April 21 was an important day for East Taranaki Environment Collective (ETEC). It was when representatives gathered at Pukearuhe Marae in North Taranaki to celebrate the beginning of an exciting new era in kiwi conservation.
Three Taranaki conservation projects – ETEC included – received Jobs for Nature funding through the national kiwi charity Kiwis for kiwi.
This funding will allow ETEC to further advance the success we have been achieving in growing populations of resident kiwi in 13,000 ha of land surrounding the upper reaches of the Waitara River in Eastern Taranaki.
Our protected area is also now home to emerging populations of North Island kokako and New Zealand long-tailed bat, with the bat now officially classified as critically endangered.
The Jobs for Nature funding will allow ETEC to expand the amount of kiwi habitat under active predator control management by 5775ha.
This additional acreage will be to the south and east of the current conservation area, and will also connect with land to come under predator management by one of the other projects to receive funding – Te Kohanga Ahuru, a pest control collaboration between northern Taranaki iwi Ngati Tama, Ngati Mutunga and Ngati Maru.
“Kiwi are territorial birds, and our resident population is now growing to the extent that many are migrating out of the land under our predator control.

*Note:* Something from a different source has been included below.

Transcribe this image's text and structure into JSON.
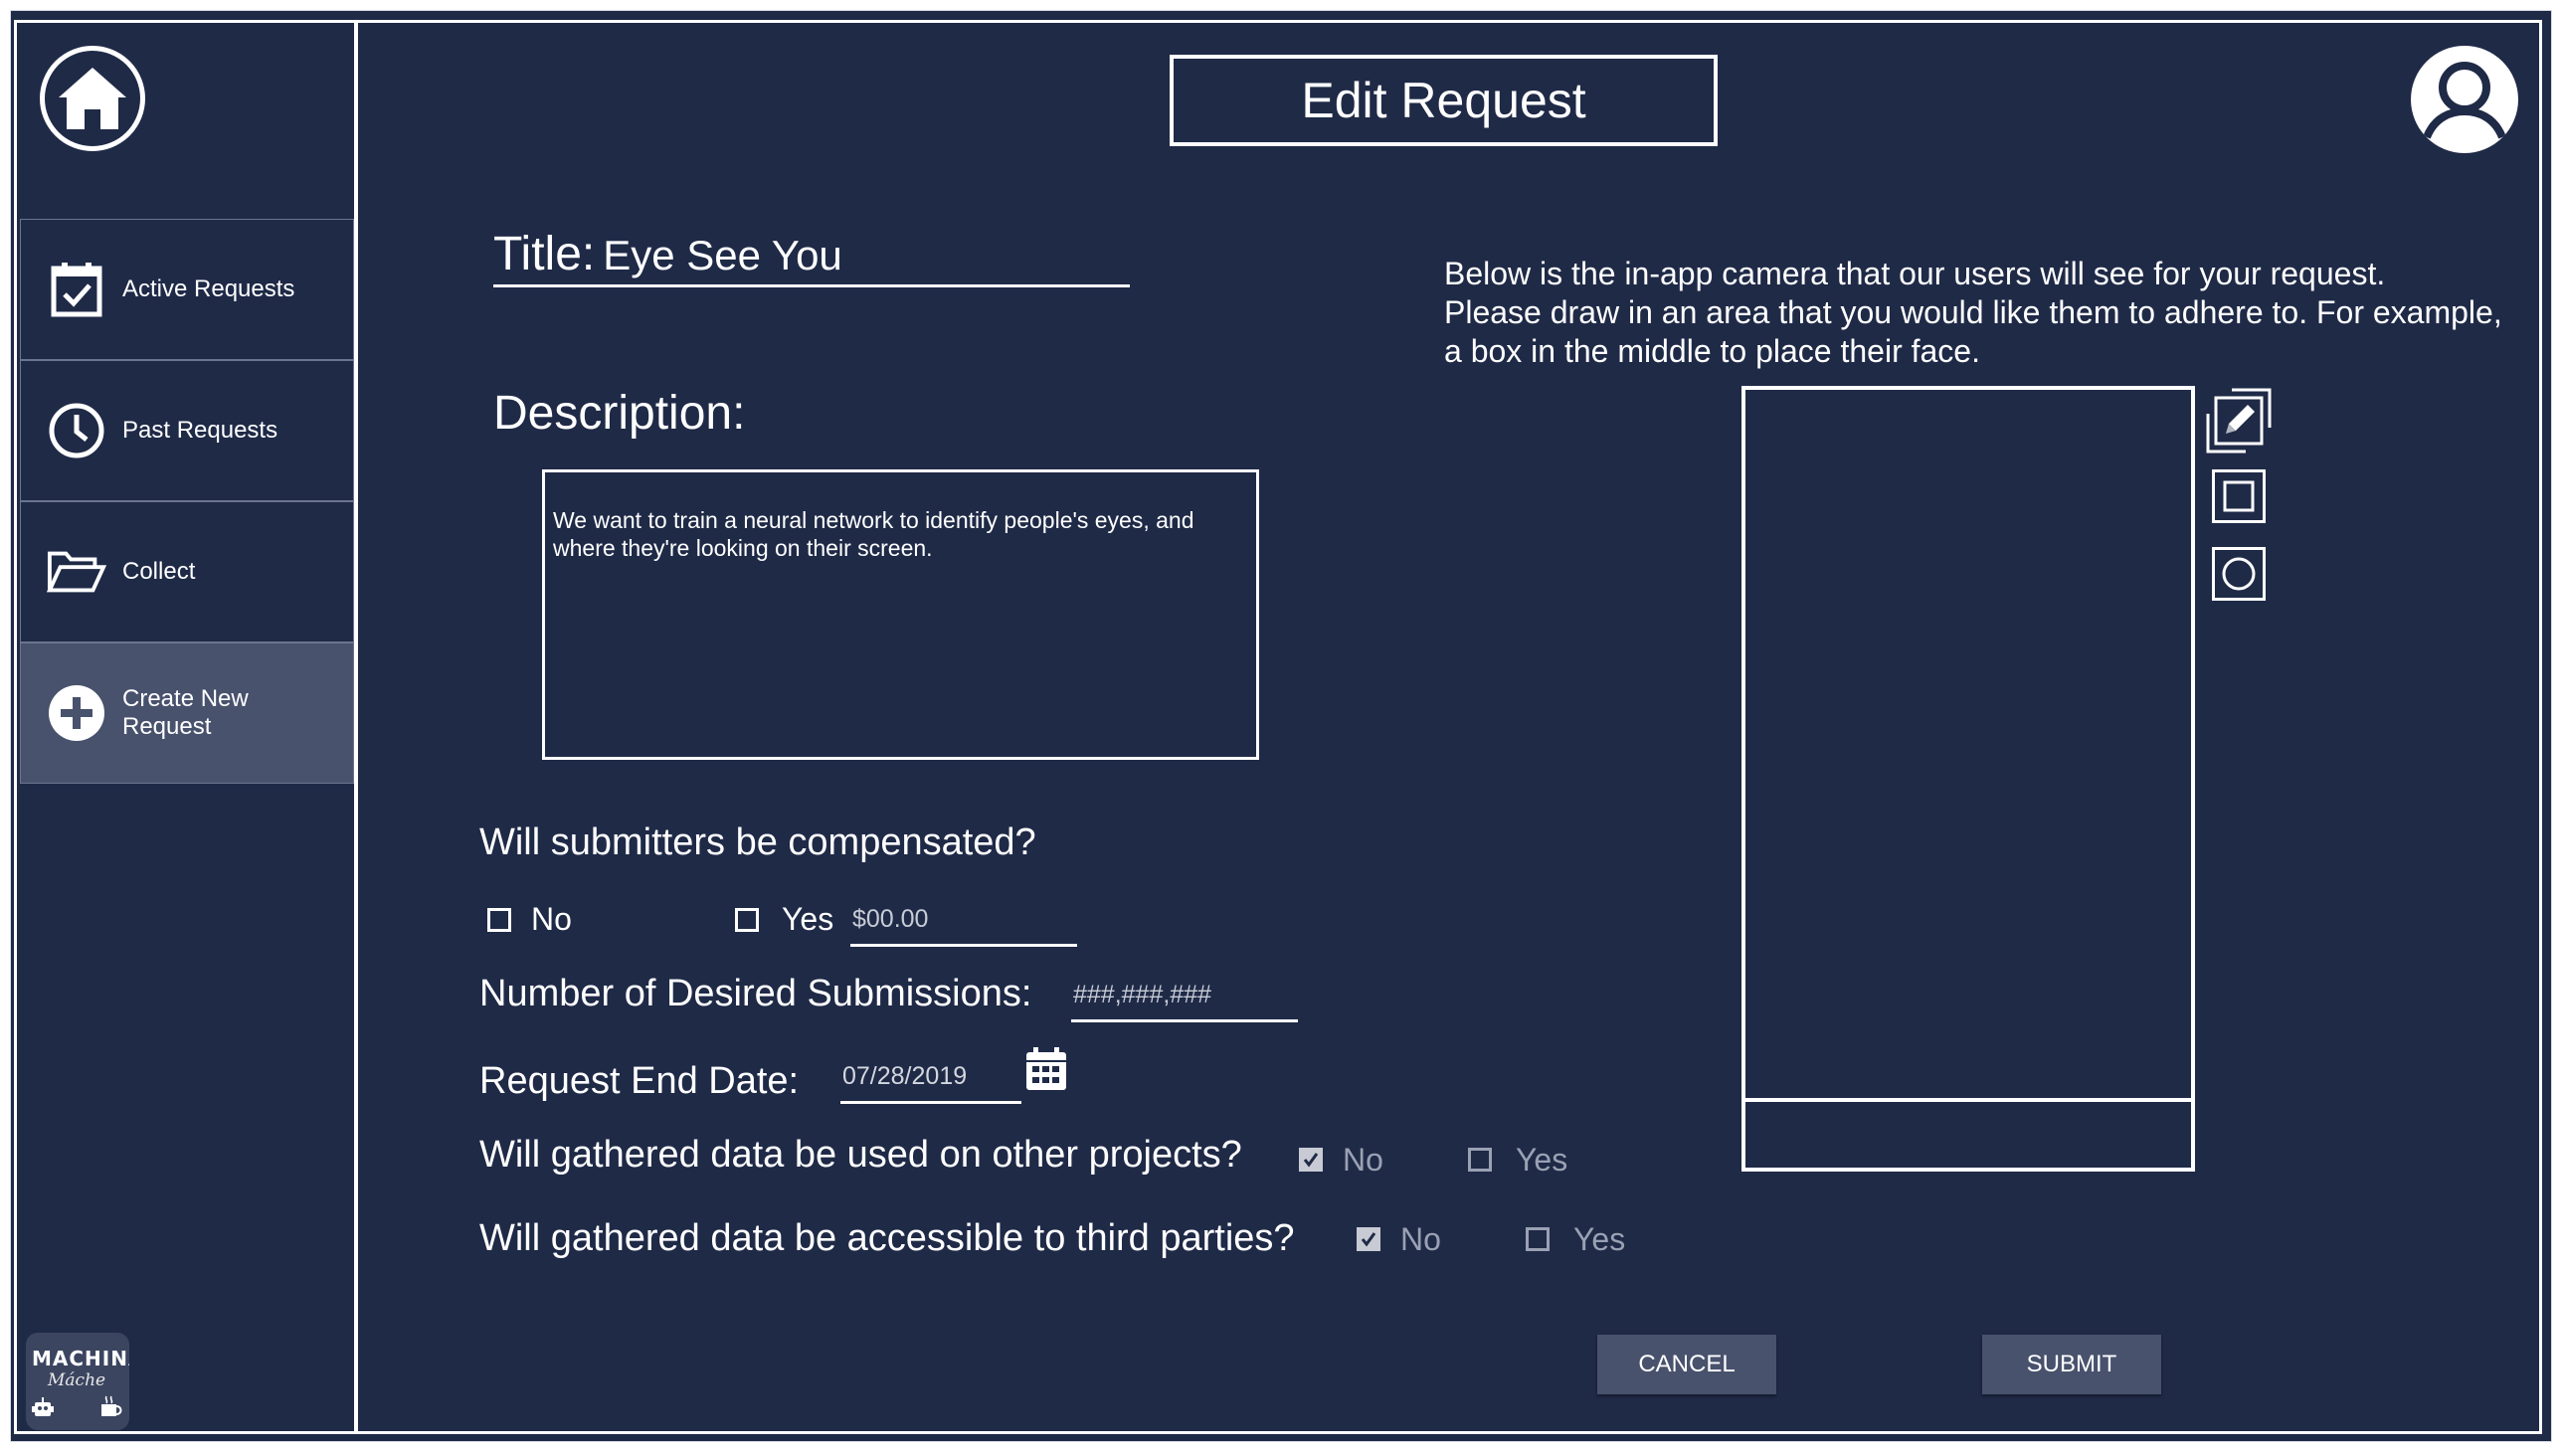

The inclusion of the additional land will allow us to work to protect those birds as well,” says ETEC general manager Rebecca Somerfield.
The expansion programme will require additional staff, and the aim is to create the equivalent of 15.3 full time equivalents (FTEs), this employment funded by the Jobs for Nature grant.
The funding announcement is also a major boost for ETEC expansion plans called Te Whakakotahi which, as well as involving an increase in the amount of land under predator control, also involves development of a field centre at Purangi and construction of a native bird rehabilitation centre and kiwi house in the Inglewood area.